The impact of the snowstorm in Texas and the Renesas Electronics fire in Japan is technically over. However, this is not making much difference to the shortage of chips. Moreso, the epidemic hitting Southeast Asia significantly affects the packaging and testing industry. This is making the chip supply very tight.
For chip manufacturers such as Intel and TSMC, their production capacity is completely tight. Furthermore, the supply chain’s inability to produce components is affecting their production and shipment. TSMC’s president, Wei Zhejia, claims that for the rest of 2021 and 2022, the chip supply will be very tight.
Last week, Intel also held an earnings conference. Intel’s CEO, Pat Kissinger has this to say “Trust me, if other component supply chains in the industry were flowing normally, we will ship more”. His previous prediction is that the chip shortage issue will be over by 2023.

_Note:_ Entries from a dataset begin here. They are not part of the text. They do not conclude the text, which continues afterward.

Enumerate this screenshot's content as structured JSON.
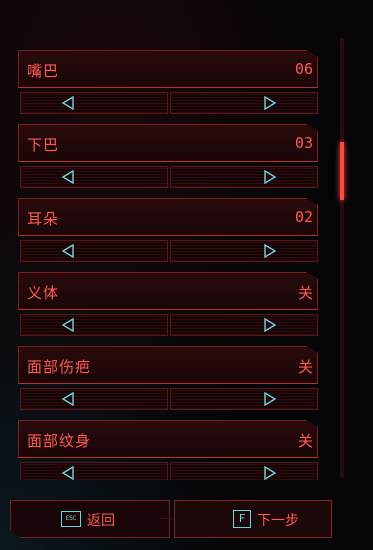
{
  "options": [
    {
      "label": "嘴巴",
      "value": "06"
    },
    {
      "label": "下巴",
      "value": "03"
    },
    {
      "label": "耳朵",
      "value": "02"
    },
    {
      "label": "义体",
      "value": "关"
    },
    {
      "label": "面部伤疤",
      "value": "关"
    },
    {
      "label": "面部纹身",
      "value": "关"
    }
  ],
  "footer": {
    "back_key": "ESC",
    "back_label": "返回",
    "next_key": "F",
    "next_label": "下一步"
  },
  "colors": {
    "accent": "#ff5a52",
    "arrow": "#6fd4dc",
    "border": "#7a1d1e"
  },
  "icons": {
    "left": "triangle-left-icon",
    "right": "triangle-right-icon"
  }
}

Princeps Electronics Ltd., a British electronic parts distributor who is looking for chip supplies, claims that the core shortage is serious. Its operations director, Ian Walker, said that some buyers will have to wait in line until 2024 to get the delivery.

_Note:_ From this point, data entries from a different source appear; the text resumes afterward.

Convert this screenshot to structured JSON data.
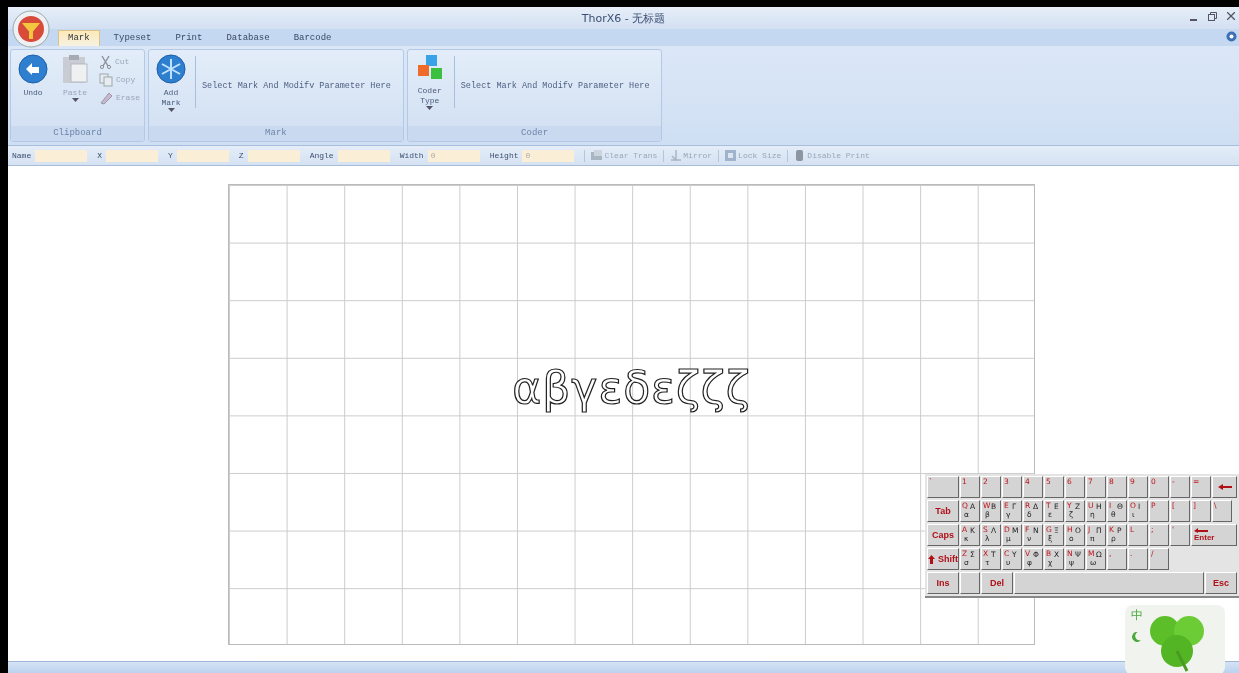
{
  "window": {
    "title": "ThorX6 - 无标题"
  },
  "tabs": [
    {
      "label": "Mark",
      "selected": true
    },
    {
      "label": "Typeset",
      "selected": false
    },
    {
      "label": "Print",
      "selected": false
    },
    {
      "label": "Database",
      "selected": false
    },
    {
      "label": "Barcode",
      "selected": false
    }
  ],
  "ribbon": [
    {
      "title": "Clipboard",
      "items": [
        {
          "kind": "large",
          "label": "Undo",
          "disabled": false
        },
        {
          "kind": "large",
          "label": "Paste",
          "disabled": true,
          "dropdown": true
        },
        {
          "kind": "small",
          "label": "Cut",
          "disabled": true
        },
        {
          "kind": "small",
          "label": "Copy",
          "disabled": true
        },
        {
          "kind": "small",
          "label": "Erase",
          "disabled": true
        }
      ]
    },
    {
      "title": "Mark",
      "items": [
        {
          "kind": "large",
          "label": "Add Mark",
          "disabled": false,
          "dropdown": true
        },
        {
          "kind": "hint",
          "label": "Select Mark And Modifv Parameter Here"
        }
      ]
    },
    {
      "title": "Coder",
      "items": [
        {
          "kind": "large",
          "label": "Coder Type",
          "disabled": false,
          "dropdown": true
        },
        {
          "kind": "hint",
          "label": "Select Mark And Modifv Parameter Here"
        }
      ]
    }
  ],
  "properties": {
    "fields": [
      {
        "label": "Name"
      },
      {
        "label": "X"
      },
      {
        "label": "Y"
      },
      {
        "label": "Z"
      },
      {
        "label": "Angle"
      },
      {
        "label": "Width",
        "value": "0"
      },
      {
        "label": "Height",
        "value": "0"
      }
    ],
    "buttons": [
      {
        "label": "Clear Trans",
        "disabled": true
      },
      {
        "label": "Mirror",
        "disabled": true
      },
      {
        "label": "Lock Size",
        "disabled": true
      },
      {
        "label": "Disable Print",
        "disabled": true
      }
    ]
  },
  "canvas": {
    "text": "αβγεδεζζζ"
  },
  "keyboard": {
    "rows": [
      [
        {
          "kind": "key",
          "latin": "`"
        },
        {
          "kind": "key",
          "latin": "1"
        },
        {
          "kind": "key",
          "latin": "2"
        },
        {
          "kind": "key",
          "latin": "3"
        },
        {
          "kind": "key",
          "latin": "4"
        },
        {
          "kind": "key",
          "latin": "5"
        },
        {
          "kind": "key",
          "latin": "6"
        },
        {
          "kind": "key",
          "latin": "7"
        },
        {
          "kind": "key",
          "latin": "8"
        },
        {
          "kind": "key",
          "latin": "9"
        },
        {
          "kind": "key",
          "latin": "0"
        },
        {
          "kind": "key",
          "latin": "-"
        },
        {
          "kind": "key",
          "latin": "="
        },
        {
          "kind": "backspace"
        }
      ],
      [
        {
          "kind": "mod",
          "label": "Tab"
        },
        {
          "kind": "key",
          "latin": "Q",
          "upper": "Α",
          "lower": "α"
        },
        {
          "kind": "key",
          "latin": "W",
          "upper": "Β",
          "lower": "β"
        },
        {
          "kind": "key",
          "latin": "E",
          "upper": "Γ",
          "lower": "γ"
        },
        {
          "kind": "key",
          "latin": "R",
          "upper": "Δ",
          "lower": "δ"
        },
        {
          "kind": "key",
          "latin": "T",
          "upper": "Ε",
          "lower": "ε"
        },
        {
          "kind": "key",
          "latin": "Y",
          "upper": "Ζ",
          "lower": "ζ"
        },
        {
          "kind": "key",
          "latin": "U",
          "upper": "Η",
          "lower": "η"
        },
        {
          "kind": "key",
          "latin": "I",
          "upper": "Θ",
          "lower": "θ"
        },
        {
          "kind": "key",
          "latin": "O",
          "upper": "Ι",
          "lower": "ι"
        },
        {
          "kind": "key",
          "latin": "P"
        },
        {
          "kind": "key",
          "latin": "["
        },
        {
          "kind": "key",
          "latin": "]"
        },
        {
          "kind": "key",
          "latin": "\\"
        }
      ],
      [
        {
          "kind": "mod",
          "label": "Caps"
        },
        {
          "kind": "key",
          "latin": "A",
          "upper": "Κ",
          "lower": "κ"
        },
        {
          "kind": "key",
          "latin": "S",
          "upper": "Λ",
          "lower": "λ"
        },
        {
          "kind": "key",
          "latin": "D",
          "upper": "Μ",
          "lower": "μ"
        },
        {
          "kind": "key",
          "latin": "F",
          "upper": "Ν",
          "lower": "ν"
        },
        {
          "kind": "key",
          "latin": "G",
          "upper": "Ξ",
          "lower": "ξ"
        },
        {
          "kind": "key",
          "latin": "H",
          "upper": "Ο",
          "lower": "ο"
        },
        {
          "kind": "key",
          "latin": "J",
          "upper": "Π",
          "lower": "π"
        },
        {
          "kind": "key",
          "latin": "K",
          "upper": "Ρ",
          "lower": "ρ"
        },
        {
          "kind": "key",
          "latin": "L"
        },
        {
          "kind": "key",
          "latin": ";"
        },
        {
          "kind": "key",
          "latin": "'"
        },
        {
          "kind": "enter",
          "label": "Enter"
        }
      ],
      [
        {
          "kind": "shift",
          "label": "Shift"
        },
        {
          "kind": "key",
          "latin": "Z",
          "upper": "Σ",
          "lower": "σ"
        },
        {
          "kind": "key",
          "latin": "X",
          "upper": "Τ",
          "lower": "τ"
        },
        {
          "kind": "key",
          "latin": "C",
          "upper": "Υ",
          "lower": "υ"
        },
        {
          "kind": "key",
          "latin": "V",
          "upper": "Φ",
          "lower": "φ"
        },
        {
          "kind": "key",
          "latin": "B",
          "upper": "Χ",
          "lower": "χ"
        },
        {
          "kind": "key",
          "latin": "N",
          "upper": "Ψ",
          "lower": "ψ"
        },
        {
          "kind": "key",
          "latin": "M",
          "upper": "Ω",
          "lower": "ω"
        },
        {
          "kind": "key",
          "latin": ","
        },
        {
          "kind": "key",
          "latin": "."
        },
        {
          "kind": "key",
          "latin": "/"
        }
      ]
    ],
    "bottom_keys": [
      {
        "kind": "mod",
        "label": "Ins"
      },
      {
        "kind": "blank"
      },
      {
        "kind": "mod",
        "label": "Del"
      },
      {
        "kind": "space"
      },
      {
        "kind": "mod",
        "label": "Esc"
      }
    ]
  },
  "ime": {
    "label": "中"
  }
}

Nowadays, even companies with complete supply chains like Apple and Tesla are facing challenges in meeting customer needs. According to Apple, it will reduce the production of its iPad and Macbook due to chip issues. Recently, Bloomberg reported that Apple may cut 10 million iPhone 13 units in 2021 due to a lack of cores.